About this task>
Pick out and copy every line below that has the word "post".
★ ★ ★ ★ ★
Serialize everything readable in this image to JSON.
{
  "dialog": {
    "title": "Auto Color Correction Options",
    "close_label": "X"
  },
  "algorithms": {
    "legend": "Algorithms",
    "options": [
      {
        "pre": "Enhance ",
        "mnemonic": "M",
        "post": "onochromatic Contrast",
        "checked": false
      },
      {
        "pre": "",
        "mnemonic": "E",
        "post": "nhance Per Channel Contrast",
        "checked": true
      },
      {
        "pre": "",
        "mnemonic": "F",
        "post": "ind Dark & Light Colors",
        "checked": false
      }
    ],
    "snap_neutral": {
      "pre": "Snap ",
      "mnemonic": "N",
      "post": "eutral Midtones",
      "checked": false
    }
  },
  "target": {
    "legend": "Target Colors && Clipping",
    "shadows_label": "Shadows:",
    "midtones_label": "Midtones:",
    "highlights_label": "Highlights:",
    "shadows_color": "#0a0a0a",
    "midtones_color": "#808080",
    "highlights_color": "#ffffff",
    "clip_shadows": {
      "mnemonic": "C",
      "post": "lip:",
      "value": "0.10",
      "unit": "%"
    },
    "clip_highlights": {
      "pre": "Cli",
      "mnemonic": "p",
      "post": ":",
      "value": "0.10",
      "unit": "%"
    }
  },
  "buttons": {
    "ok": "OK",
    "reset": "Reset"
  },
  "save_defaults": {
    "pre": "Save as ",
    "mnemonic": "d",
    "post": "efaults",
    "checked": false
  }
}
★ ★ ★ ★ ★
Written answer>
        "post": "onochromatic Contrast",
        "post": "nhance Per Channel Contrast",
        "post": "ind Dark & Light Colors",
      "post": "eutral Midtones",
      "post": "lip:",
      "post": ":",
    "post": "efaults",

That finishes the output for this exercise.